Midlife memory ability accounts for brain activity differences in healthy aging
(English)Manuscript (preprint) (Other academic)
Cross-sectional neuroimaging studies suggest that hippocampal and prefrontal cortex (PFC) functions underlie individual differences in memory ability in elderly individuals, but it is unclear how individual differences in cognitive ability in youth contribute to cognitive and neuroimaging measures in older age. Here, a sample from a longitudinal population-based study (N = 201, aged 55-80) was used to investigate the relative influence of midlife memory ability and age-related memory change on memory-related BOLD-signal variability in healthy elderly. Hierarchical regression analyses showed that midlife memory ability, assessed 15-20 years earlier, explained at least as much variance as memory change in clusters in the left inferior PFC and the bilateral hippocampus, during memory encoding.

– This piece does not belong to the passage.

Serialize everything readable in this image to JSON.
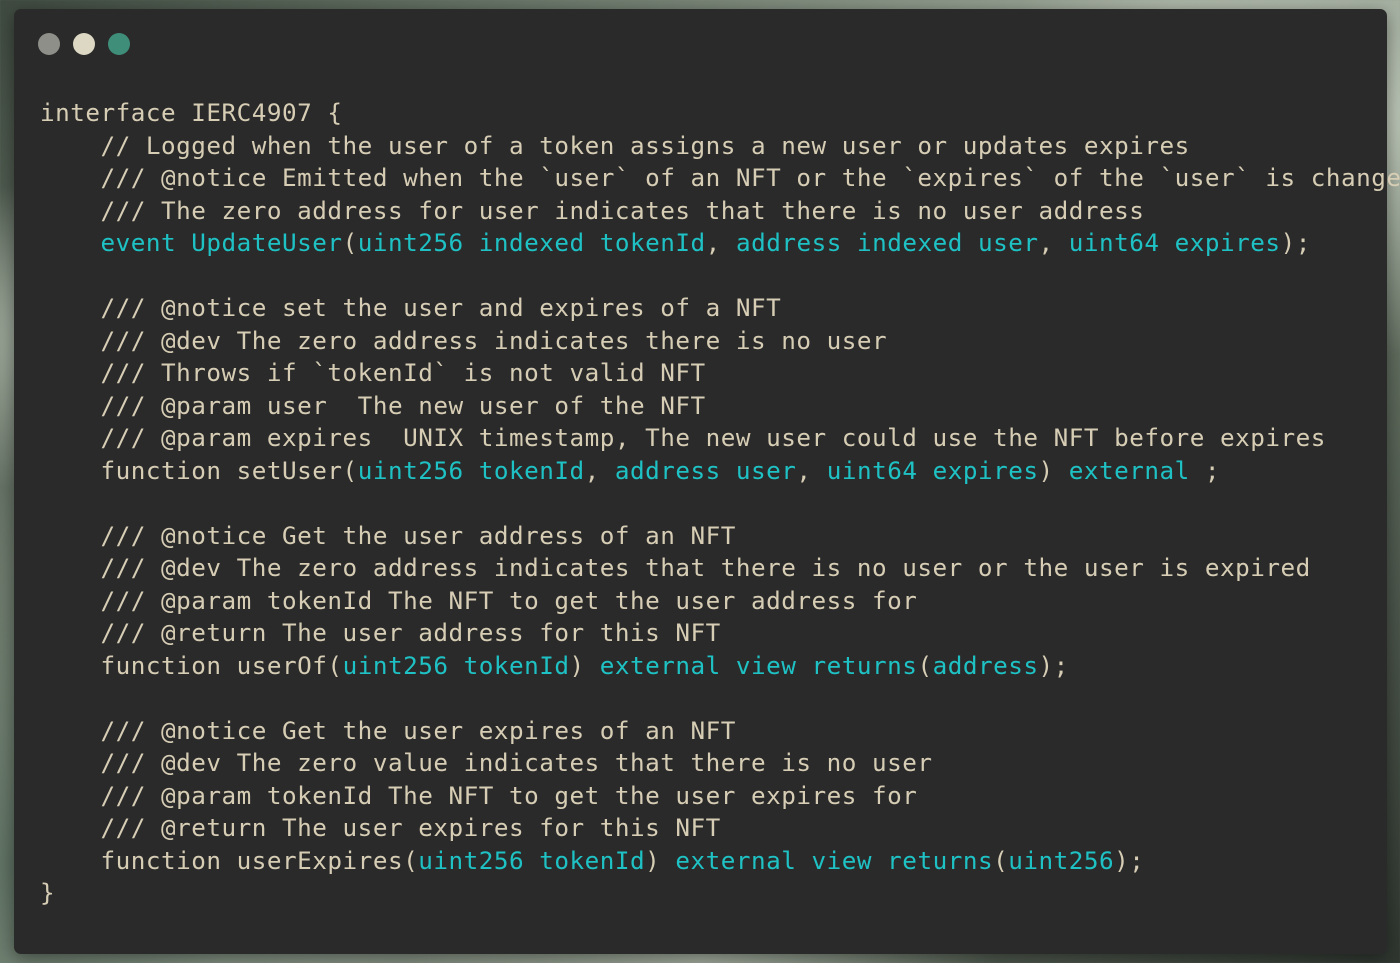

Memory change estimates, however, were found to be more sensitive in detecting bilateral frontal regions specifically diagnostic of age-related memory change. These finding highlight challenges in interpreting individual differences in neurocognitive measures as age-related changes in the absence of longitudinal data, and also demonstrates the improved sensitivity of longitudinal measures.
cognitive aging; individual differences; fMRI; episodic memory; longitudinal assessment
Research subject Psychology
IdentifiersURN: urn:nbn:se:su:diva-93025OAI: oai:DiVA.org:su-93025DiVA: diva2:643863
FunderSwedish Research CouncilKnut and Alice Wallenberg Foundation